A. Yes and no. The governor has made it clear that everyone other than those specified above should limit the use of public transportation to only when urgent and absolutely necessary.

Q. What about public gatherings and outdoor activities, are they now limited in New York?

A. Yes, non-essential gatherings of individuals of ANY size for ANY reason are cancelled at this time. As for outdoor activities, Governor Cuomo ordered that they be limited to those without contact.

Q. Is this order in New York mandatory?

A. Yes, and there will be civil fines and mandatory closures for businesses that do not comply. That being said, there will be no civil fines at this time on individuals who violate the policy.

Q. Does Governor Cuomo’s order address anything other than “non-essential” workers in New York staying home?

A. Yes, he also announced the following:

  • Coronavirus testing will be free for all eligible New Yorkers as ordered by a health care provider
  • A moratorium on evictions, both residential and commercial, for 90 days
  • Waiver of mortgage payments based on financial hardship
  • That no negative reporting be made to credit bureaus
  • A grace period for loan modification
  • No late payment fees or online payment fees
  • The postponement or suspension of foreclosures

Additionally, the Governor has asked DFS to instruct state chartered banks to waive ATM fees, late fees, overdraft fees and fees for credits cards to help lessen the financial hardship of the COVID-19 pandemic on New Yorkers.

Lastly, Matilda’s Law has been enacted to protect New Yorkers aged 70 or higher and those with compromised immune systems. They are ordered to (1) remain indoors, (2) go outside only for solitary exercise, (3) pre-screen visitors by taking their temperatures, (4) have visitors wear masks, and (5) stay six feet away from others.

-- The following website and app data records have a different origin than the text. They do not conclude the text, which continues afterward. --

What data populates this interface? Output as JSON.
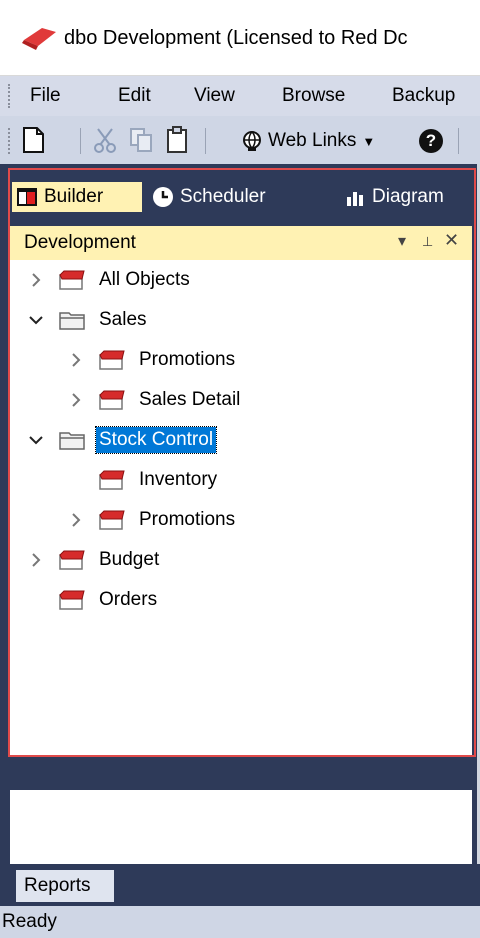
{
  "window": {
    "title": "dbo  Development  (Licensed to Red Dc"
  },
  "menu": {
    "items": [
      "File",
      "Edit",
      "View",
      "Browse",
      "Backup"
    ]
  },
  "toolbar": {
    "web_links_label": "Web Links",
    "help_label": "?"
  },
  "tabs": [
    {
      "label": "Builder",
      "icon": "builder-icon",
      "active": true
    },
    {
      "label": "Scheduler",
      "icon": "clock-icon",
      "active": false
    },
    {
      "label": "Diagram",
      "icon": "bar-chart-icon",
      "active": false
    }
  ],
  "panel": {
    "title": "Development",
    "dropdown_glyph": "▾",
    "pin_glyph": "⊥",
    "close_glyph": "✕"
  },
  "tree": {
    "nodes": [
      {
        "label": "All Objects",
        "expander": "collapsed",
        "folder": "red",
        "level": 0
      },
      {
        "label": "Sales",
        "expander": "expanded",
        "folder": "open",
        "level": 0
      },
      {
        "label": "Promotions",
        "expander": "collapsed",
        "folder": "red",
        "level": 1
      },
      {
        "label": "Sales Detail",
        "expander": "collapsed",
        "folder": "red",
        "level": 1
      },
      {
        "label": "Stock Control",
        "expander": "expanded",
        "folder": "open",
        "level": 0,
        "selected": true
      },
      {
        "label": "Inventory",
        "expander": "none",
        "folder": "red",
        "level": 1
      },
      {
        "label": "Promotions",
        "expander": "collapsed",
        "folder": "red",
        "level": 1
      },
      {
        "label": "Budget",
        "expander": "collapsed",
        "folder": "red",
        "level": 0
      },
      {
        "label": "Orders",
        "expander": "none",
        "folder": "red",
        "level": 0
      }
    ]
  },
  "bottom_tabs": {
    "reports_label": "Reports"
  },
  "status": {
    "text": "Ready"
  },
  "colors": {
    "selection": "#0078d7",
    "panel_header": "#fff2b3",
    "dark_background": "#2e3a59",
    "highlight_border": "#e04a4a"
  }
}
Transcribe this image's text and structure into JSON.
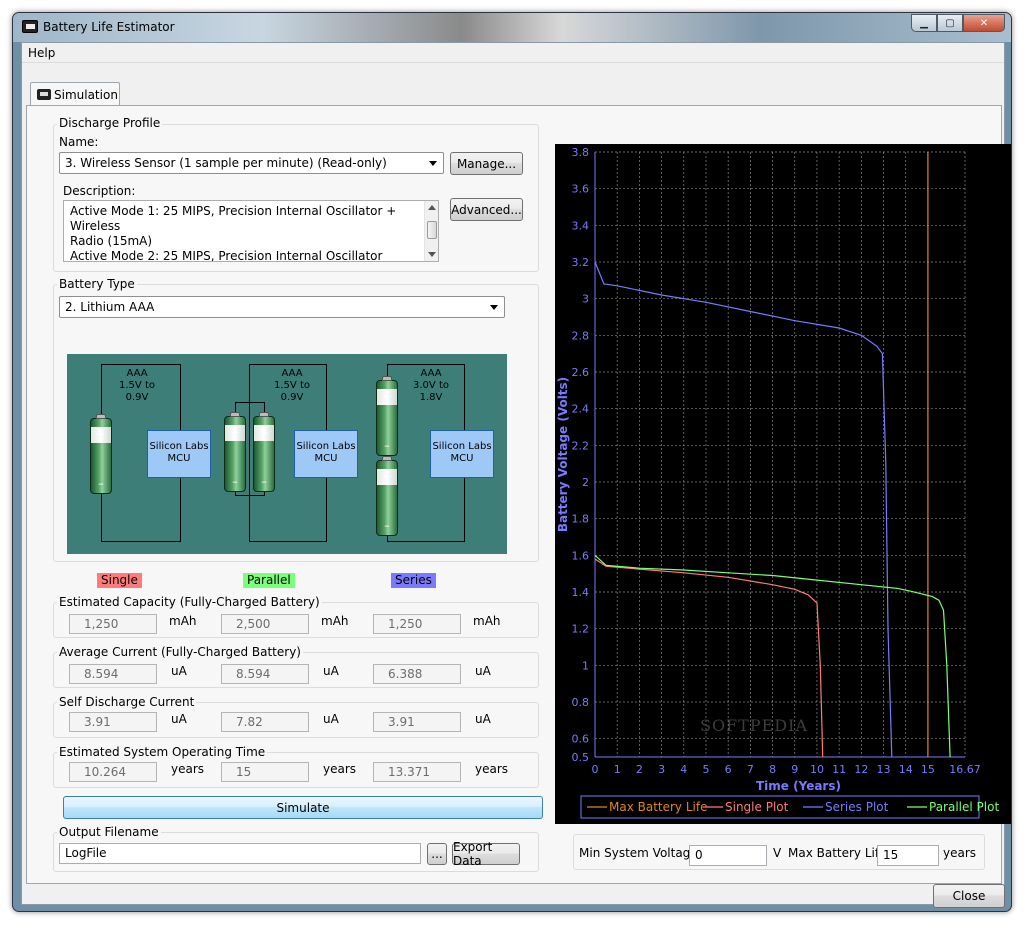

As we learn more about the measures being taken in New York, or any others that come online in additional jurisdictions, we will be sure to inform you. In the meantime, remember that M&R is here to assist with any coronavirus-related business issues you may have.


We are working diligently to keep our clients up to date on coronavirus-related developments. Nevertheless, these developments are changing daily and, in some cases even hourly, so it is important that you make sure you are dealing with the most current information. That being said, this alert is not offered, and should not be relied on, as legal advice. You should consult an attorney for guidance and counsel regarding any specific concern or situation.